At UNM our programs include several Direct (laboratory) and Indirect (particle astrophysics) experiments searching for Dark Matter.
Laboratory experiments search for a signal for dark matter particle scattering from conventional nuclei. The DEAP/CLEAN experiment envisages a series of detectors in increasing size (target mass). The UNM group has lead several components of the construction and commissioning of the MiniCLEAN experiment at the SNOLab deep underground laboratory.
The DRIFT experiment is a US-UK collaboration. DRIFT has working detectors in the Boulby mine deep underground site in the UK. DRIFTis currently the leading directional dark matter experiment with over 2 orders of magnitude better limits than the next best experiment. The UNM group has a major R&D program on the development of ``next generation'' GEM based detector readout. The focus of the program is to exploit the benefits of negative ion time projection chamber (NITPC) detectors that can be operated at low pressures (e.g. 30 Torr CS_2 - 10 Torr CF_4) with long ~50cm drift distances with r.m.s diffusion <0.7mm and with ~2mm track lengths for ~40keV-Fluorine recoil thresholds: in other words clear tracks (for directionality) and low threshold for high sensitivity. Publications here Additionally, 3 preprints can be accessed here, here and here

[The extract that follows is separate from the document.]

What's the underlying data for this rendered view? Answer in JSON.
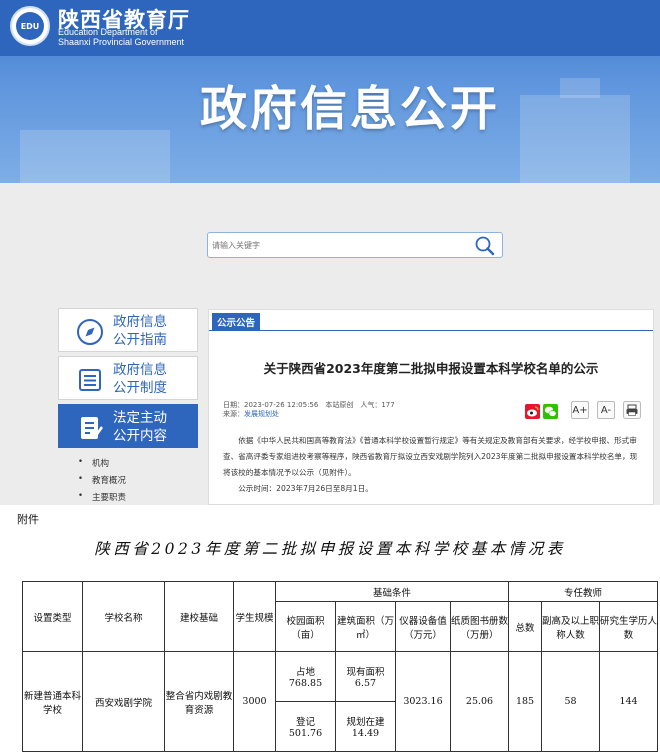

Particle astrophysics experiments search for a signal for dark matter particle annihilation or decay. The HAWC experiment provides an important 1TeV to 1000TeV high-mass window for indirect searches for dark matter (eg WIMP) annihilation or decay to gamma-rays. The UNM particle astrophysics group is co-leading the likelihood analysis framework used to extract dark matter signals (or limits) from HAWC data.